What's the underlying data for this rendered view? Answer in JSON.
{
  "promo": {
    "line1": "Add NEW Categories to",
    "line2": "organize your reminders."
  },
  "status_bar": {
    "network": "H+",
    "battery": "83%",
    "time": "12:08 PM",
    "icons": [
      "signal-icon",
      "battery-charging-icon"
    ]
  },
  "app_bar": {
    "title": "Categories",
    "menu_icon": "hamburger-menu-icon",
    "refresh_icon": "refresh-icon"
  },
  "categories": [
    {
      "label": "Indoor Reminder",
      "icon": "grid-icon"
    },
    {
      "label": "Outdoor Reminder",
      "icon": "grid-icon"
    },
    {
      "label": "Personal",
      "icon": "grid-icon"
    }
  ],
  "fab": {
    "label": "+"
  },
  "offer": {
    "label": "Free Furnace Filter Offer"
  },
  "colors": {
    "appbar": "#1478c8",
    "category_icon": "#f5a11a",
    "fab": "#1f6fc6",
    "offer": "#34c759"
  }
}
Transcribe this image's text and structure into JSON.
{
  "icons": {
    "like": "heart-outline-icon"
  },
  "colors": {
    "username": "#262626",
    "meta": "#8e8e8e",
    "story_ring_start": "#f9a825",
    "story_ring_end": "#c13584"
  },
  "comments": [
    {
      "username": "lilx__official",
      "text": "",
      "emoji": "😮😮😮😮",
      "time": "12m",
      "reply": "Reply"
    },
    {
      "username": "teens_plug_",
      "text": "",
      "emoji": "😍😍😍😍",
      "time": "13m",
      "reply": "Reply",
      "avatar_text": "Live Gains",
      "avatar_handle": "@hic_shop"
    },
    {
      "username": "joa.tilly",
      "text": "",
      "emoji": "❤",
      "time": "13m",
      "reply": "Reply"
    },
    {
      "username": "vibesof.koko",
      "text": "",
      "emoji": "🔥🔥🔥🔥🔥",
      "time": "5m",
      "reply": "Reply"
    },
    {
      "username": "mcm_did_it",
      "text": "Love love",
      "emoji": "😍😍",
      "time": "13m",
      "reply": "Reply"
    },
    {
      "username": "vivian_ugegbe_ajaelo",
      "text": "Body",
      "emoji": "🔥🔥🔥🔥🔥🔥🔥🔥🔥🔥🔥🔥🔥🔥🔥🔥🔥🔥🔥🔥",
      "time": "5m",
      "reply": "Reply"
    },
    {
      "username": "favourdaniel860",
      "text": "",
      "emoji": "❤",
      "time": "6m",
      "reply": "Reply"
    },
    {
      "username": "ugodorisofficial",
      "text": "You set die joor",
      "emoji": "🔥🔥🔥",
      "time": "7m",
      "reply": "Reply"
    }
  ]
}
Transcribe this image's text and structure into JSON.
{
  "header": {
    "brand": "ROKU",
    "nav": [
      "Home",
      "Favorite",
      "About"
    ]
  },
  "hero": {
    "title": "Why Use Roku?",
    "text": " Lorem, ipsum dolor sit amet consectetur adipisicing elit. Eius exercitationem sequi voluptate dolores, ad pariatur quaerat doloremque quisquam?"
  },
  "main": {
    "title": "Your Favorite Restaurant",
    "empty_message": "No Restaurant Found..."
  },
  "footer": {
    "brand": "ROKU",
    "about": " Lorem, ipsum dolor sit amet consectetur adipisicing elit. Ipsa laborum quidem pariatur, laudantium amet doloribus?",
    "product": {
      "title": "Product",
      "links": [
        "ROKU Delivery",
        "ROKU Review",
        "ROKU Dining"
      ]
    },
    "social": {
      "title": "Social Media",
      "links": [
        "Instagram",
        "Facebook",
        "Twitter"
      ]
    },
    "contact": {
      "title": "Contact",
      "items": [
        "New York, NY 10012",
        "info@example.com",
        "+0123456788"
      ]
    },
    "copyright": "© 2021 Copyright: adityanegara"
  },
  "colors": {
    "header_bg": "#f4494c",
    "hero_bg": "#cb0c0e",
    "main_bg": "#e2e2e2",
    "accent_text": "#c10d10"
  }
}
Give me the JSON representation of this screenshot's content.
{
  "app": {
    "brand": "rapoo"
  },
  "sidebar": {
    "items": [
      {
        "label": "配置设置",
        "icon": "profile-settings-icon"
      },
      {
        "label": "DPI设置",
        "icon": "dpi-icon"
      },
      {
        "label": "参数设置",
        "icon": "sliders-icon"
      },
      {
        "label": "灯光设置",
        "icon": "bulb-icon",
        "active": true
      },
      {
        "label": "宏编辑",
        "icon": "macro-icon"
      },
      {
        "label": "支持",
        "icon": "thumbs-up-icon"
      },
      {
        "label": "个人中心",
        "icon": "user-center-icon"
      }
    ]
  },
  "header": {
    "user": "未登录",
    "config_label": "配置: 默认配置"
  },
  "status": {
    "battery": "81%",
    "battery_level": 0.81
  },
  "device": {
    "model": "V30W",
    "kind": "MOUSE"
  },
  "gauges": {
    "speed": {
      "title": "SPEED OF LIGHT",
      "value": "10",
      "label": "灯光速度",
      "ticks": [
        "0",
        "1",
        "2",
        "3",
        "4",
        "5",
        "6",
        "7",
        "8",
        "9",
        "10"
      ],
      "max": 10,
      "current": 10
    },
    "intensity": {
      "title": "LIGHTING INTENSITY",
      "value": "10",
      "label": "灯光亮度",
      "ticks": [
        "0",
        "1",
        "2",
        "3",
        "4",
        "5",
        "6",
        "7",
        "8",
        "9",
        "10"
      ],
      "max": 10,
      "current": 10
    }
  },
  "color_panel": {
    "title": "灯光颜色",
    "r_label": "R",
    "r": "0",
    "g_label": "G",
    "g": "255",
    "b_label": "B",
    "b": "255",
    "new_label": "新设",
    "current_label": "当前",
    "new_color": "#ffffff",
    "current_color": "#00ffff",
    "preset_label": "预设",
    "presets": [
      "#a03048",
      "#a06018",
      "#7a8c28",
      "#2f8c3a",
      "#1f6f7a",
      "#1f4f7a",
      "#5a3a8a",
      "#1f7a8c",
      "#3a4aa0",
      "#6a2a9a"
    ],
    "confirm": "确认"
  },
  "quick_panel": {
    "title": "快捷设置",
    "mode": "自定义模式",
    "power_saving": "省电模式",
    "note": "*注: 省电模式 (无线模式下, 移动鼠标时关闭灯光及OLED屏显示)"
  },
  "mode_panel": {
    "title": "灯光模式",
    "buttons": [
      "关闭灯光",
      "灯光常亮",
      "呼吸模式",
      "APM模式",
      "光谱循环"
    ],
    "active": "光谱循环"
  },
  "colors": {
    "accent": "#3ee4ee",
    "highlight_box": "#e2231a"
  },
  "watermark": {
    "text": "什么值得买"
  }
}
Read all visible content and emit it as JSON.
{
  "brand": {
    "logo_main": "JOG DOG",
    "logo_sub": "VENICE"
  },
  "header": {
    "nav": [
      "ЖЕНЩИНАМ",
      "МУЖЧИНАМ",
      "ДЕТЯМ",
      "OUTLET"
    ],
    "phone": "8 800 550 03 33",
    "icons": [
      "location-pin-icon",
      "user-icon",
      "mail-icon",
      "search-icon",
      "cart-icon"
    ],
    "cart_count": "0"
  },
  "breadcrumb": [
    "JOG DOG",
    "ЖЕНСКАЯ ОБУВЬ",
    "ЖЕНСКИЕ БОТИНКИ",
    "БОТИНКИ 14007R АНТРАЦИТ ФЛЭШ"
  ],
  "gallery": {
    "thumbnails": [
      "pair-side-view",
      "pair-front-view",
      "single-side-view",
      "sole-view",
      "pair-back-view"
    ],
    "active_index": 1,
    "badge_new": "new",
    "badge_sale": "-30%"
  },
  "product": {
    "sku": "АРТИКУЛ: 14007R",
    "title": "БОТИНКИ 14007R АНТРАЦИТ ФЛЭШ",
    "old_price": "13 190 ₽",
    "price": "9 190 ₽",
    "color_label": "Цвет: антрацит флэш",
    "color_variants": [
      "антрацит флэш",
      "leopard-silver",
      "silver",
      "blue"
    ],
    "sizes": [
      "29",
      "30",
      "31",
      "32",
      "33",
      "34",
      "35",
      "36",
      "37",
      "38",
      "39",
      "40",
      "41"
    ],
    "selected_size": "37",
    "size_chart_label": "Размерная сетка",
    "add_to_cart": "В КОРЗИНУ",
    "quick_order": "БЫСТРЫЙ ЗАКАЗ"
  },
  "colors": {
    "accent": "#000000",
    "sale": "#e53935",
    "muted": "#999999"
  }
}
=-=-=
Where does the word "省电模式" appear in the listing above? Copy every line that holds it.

    "power_saving": "省电模式",
    "note": "*注: 省电模式 (无线模式下, 移动鼠标时关闭灯光及OLED屏显示)"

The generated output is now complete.